While the setup is pretty straight forward the log in requirements are not. It’s the little things that can frustrate me. OK, I’m use to PIN numbers. But this PIN needed Letters as well as numbers. 🙁 OK, most everything has a User name. However, with user names you get to choose it. This account gives you a User Name and it’s several numbers long. Finally after jumping through the site’s hoops I have the account setup. I added money, the easy part. Now I just need to wait for the bill and pay. I checked it the next couple of days and never saw a bill. Finally a week later I noticed that money had been taken from my account. I checked the history and they did see the car ( I never doubted it for a minute) and they did then bill the car. A week later our account NZ debited the account. Check that off the list.

After a good dinner Matt took us on a tour of the city. With not a lot of faith in our driving yet, he drove. 🙂 That was fine by us. But Matt informed us to get out of Auckland with minimal traffic we needed to leave at; get this, about 5 am. YUCK! And he needed to work in the am so we cut the evening short. Auckland is a unique city and we will return. Luckily, it is not far from Whangarei.

By 5 am we were on the road. The Nor Easter had blown through but the tail of it was still around. Fortunately an auto isn’t effected as much by the wind and rain as a boat. We soldiered on. For the most part the views here were same ol’ same ol’. The mountains and forest while majestic had no majesty. We were using Waze to guide us south and soon discovered while NZ is a first world country the cell connections are not country wide. Throughout NZ the Department of Conservation (DOC) parcels we had no reception. No reception did not mean nothing to look at.

We came across the Makatote Viaduct. It was a railroad bridge spanning a gorge. And WOW! While it would have been cool to walk out on it I wouldn’t want to face a train coming down the tracks. You could save your life by jumping but that then would shorten your life by the landing. This railroad track opened up settlement to the south end of the north island and while the new European immigrants took advantage of that day I am sure the Maori (local residents) might well now curse it. To complete the bridge the company actually built a steel mill on site. They found the production and transportation of the steel beams to be more problematic than building a mill locally. I can only imagine how one might think today of our international manufacturing and shipping now!

We stopped in Bulls for lunch at the Mother Goose diner. An avant guard restaurant stepped back in time; all except for the prices. The food was satisfactory and there was one surprise. I’ve had egg on pizza; in the Caribbean, but never had egg on a steak sandwich. Here I had an egg; sunny side up on my steak sandwich.

After switching drivers several times we arrived in Wellington. We changed for the most part because; driving for us on the wrong side, was tiring and we needed to stay ultra alert. Too when I am included in the equation that means more driving for W/. Driving seems to put me to sleep faster than any other means, and sleeping is not advisable on any roads.
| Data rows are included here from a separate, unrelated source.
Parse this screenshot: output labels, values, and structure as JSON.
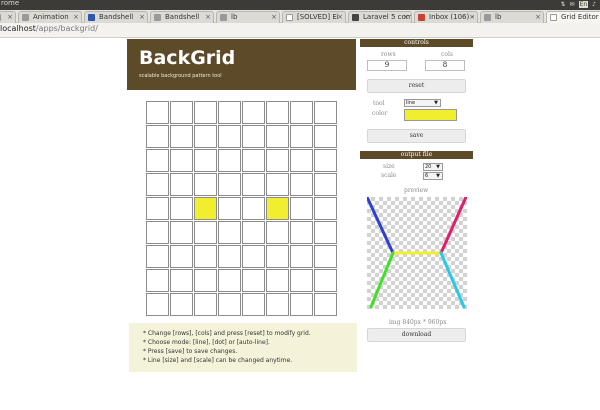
{
  "os": {
    "app_title": "rome",
    "tray": {
      "keyboard": "En",
      "time": ""
    }
  },
  "browser": {
    "tabs": [
      {
        "label": "",
        "favicon_color": "#9a9a9a"
      },
      {
        "label": "Animation",
        "favicon_color": "#9a9a9a"
      },
      {
        "label": "Bandshell",
        "favicon_color": "#2b57b0"
      },
      {
        "label": "Bandshell",
        "favicon_color": "#9a9a9a"
      },
      {
        "label": "lb",
        "favicon_color": "#9a9a9a"
      },
      {
        "label": "[SOLVED] Ei",
        "favicon_color": "#ffffff"
      },
      {
        "label": "Laravel 5 com",
        "favicon_color": "#444444"
      },
      {
        "label": "Inbox (106) -",
        "favicon_color": "#c94135"
      },
      {
        "label": "lb",
        "favicon_color": "#9a9a9a"
      },
      {
        "label": "Grid Editor",
        "favicon_color": "#ffffff"
      }
    ],
    "url_host": "localhost",
    "url_path": "/apps/backgrid/"
  },
  "header": {
    "title": "BackGrid",
    "subtitle": "scalable background pattern tool"
  },
  "grid": {
    "rows": 9,
    "cols": 8,
    "filled": [
      [
        4,
        2
      ],
      [
        4,
        5
      ]
    ],
    "fill_color": "#f1ee2f"
  },
  "help": {
    "lines": [
      "* Change [rows], [cols] and press [reset] to modify grid.",
      "* Choose mode: [line], [dot] or [auto-line].",
      "* Press [save] to save changes.",
      "* Line [size] and [scale] can be changed anytime."
    ]
  },
  "controls": {
    "heading": "controls",
    "rows_label": "rows",
    "rows_value": "9",
    "cols_label": "cols",
    "cols_value": "8",
    "reset_label": "reset",
    "tool_label": "tool",
    "tool_value": "line",
    "color_label": "color",
    "color_value": "#f1ee2f",
    "save_label": "save"
  },
  "output": {
    "heading": "output file",
    "size_label": "size",
    "size_value": "20",
    "scale_label": "scale",
    "scale_value": "6",
    "preview_label": "preview",
    "dimensions": "img 840px * 960px",
    "download_label": "download"
  },
  "colors": {
    "brand": "#5c4a28",
    "preview_lines": [
      "#2b3fd6",
      "#e01f6a",
      "#f1ee2f",
      "#43e02a",
      "#28c8e6"
    ]
  }
}
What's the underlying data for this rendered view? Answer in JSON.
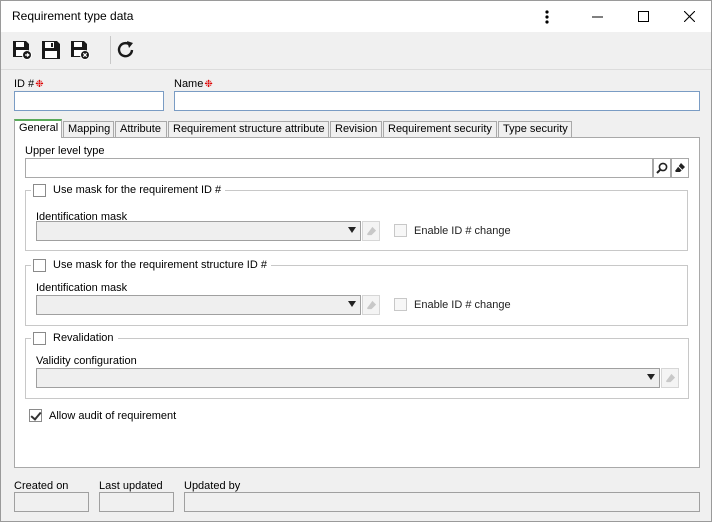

We arrived in Auckland during rush hour and wove our way through the streets to another AirBnB. Discovering the AirBnB residences are a challenge for us. But Waze has no difficulty as long as we are connected to the internet. And in most cities and towns in NZ we’ve had internet. Our Wellington host is gracious and directs us to pick up some items we’ve neglected to buy and need. Additionally she tells of a great place to have some chow.

In NZ we now have a 3rd connection for wall outlets. In FP and Fiji, the wall outlets were double post. In the US they are parallel blades and NZ has angled blades. I needed some angled blades for our computer / tablet / phone chargers. Luckily we found the Apple connections at a Harvey Normans store. We did bring most of our electronic gear. We snap and back up hundreds of pics of out travels hoping to have a few memorable ones. And too, the technology tools enables our bragging to the rest of the world of our adventures south.

Go Slow
Sail Far
Stay Long